I began June reading a wonderful Persephone book which I had managed to overlook for years, Princes in the Land by Joanna Cannan, it could easily make it on to a list of favourite Persephone books were I to compile one. Monday or Tuesday is a slim volume of stories by Virginia Woolf, which I read for phase three of #Woolfalong. Telling the Bees by Peggy Hesketh was a birthday gift from a friend, it’s a really good read, filled with bee culture it’s a story of the lies of omission, the past and friendship. Beryl Bainbridge reading week saw lots of bloggers reading and writing about the author who died in 2010. I read A Quiet Life and A Weekend with Claude, I enjoyed both of them very much, A Quiet Life is a more domestic type of novel, while A Weekend with Claude concerns the relationships between a peculiar bunch of characters during the weekend of the title, it reminded me a little of Iris Murdoch. I had been looking forward to reading Fingers in the Sparkle Jar for weeks, a I finally slotted it in between the two Bainbridge novels. It is a stunning coming of age memoir, superbly written, it is a must for fans of TV naturalist Chris Packham. I was several days late for Margaret Kennedy day, but I thoroughly enjoyed reading Troy Chimneys her unusual historical novel, which won the James Tait Black memorial prize. Up next was another collection of short stories, A Dedicated Man by Elizabeth Taylor, a wonderful collection by one of my favourite writers, her short stories are really a must if you’ve not read any. My final read for the month was Ghostbird by Carol Lovekin, a review should be up in a few days, I seem to be blogging slowly too just at the moment, so bear with me.

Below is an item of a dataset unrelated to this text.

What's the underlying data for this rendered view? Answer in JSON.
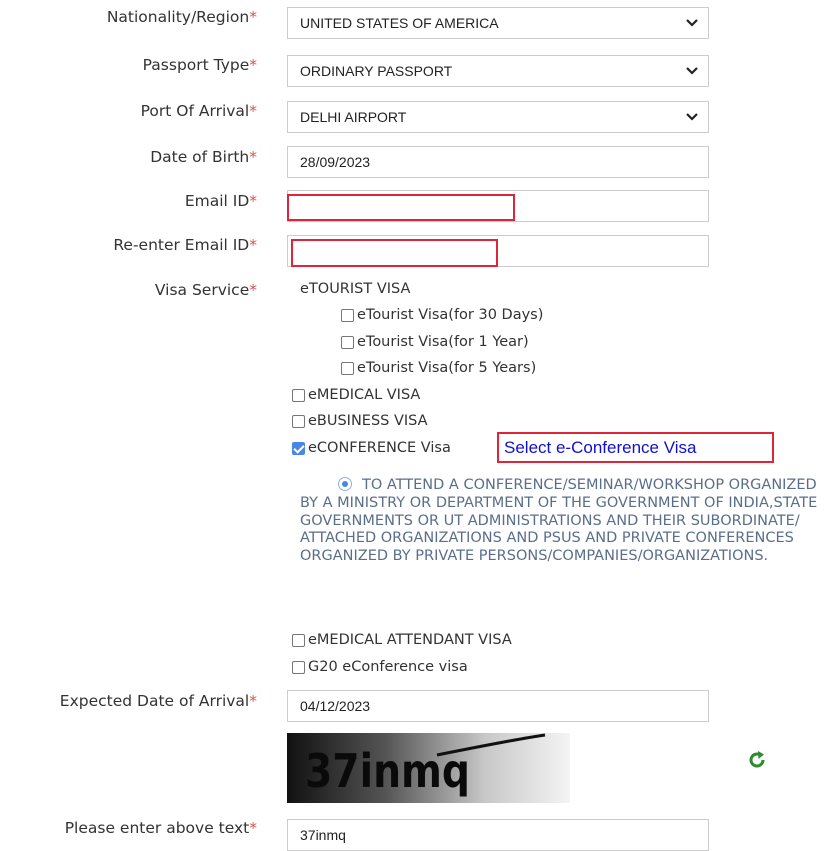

So I read exactly nine books during June, all off my #20booksofsummer pile. I’m quite pleased with myself.
Now I will take a short break from the pile to read this gorgeous looking review copy which only arrived the day before yesterday. Another collection of short stories, the cover art blew me away, and when I opened it up and skimmed the first page I was smitten. I hope the rest is as wonderful as it promises to be. Rosy Thornton is an author new to me, but she has apparently written several other books – if anyone can point me in the direction of other Rosy Thornton books I should read, I would love to know.
July is the start of #Woolfalong phase 4 – check out my #Woolfalong page if you need a reminder of the schedule. I was planning to read Flush and to re-read Nigel Nicolson’s biography, but I appear to have just ordered Winifred Holtby’s critical memoir – which I might read instead or maybe even as well. I also have to read the early nineteenth century novel Zofloya by Charlotte Dacre for my very small book group, which has been postponed so I have an extra week to get to it, but I’m not sure I am looking forward to it.
So what will you all be reading in July? as ever I’d love to know.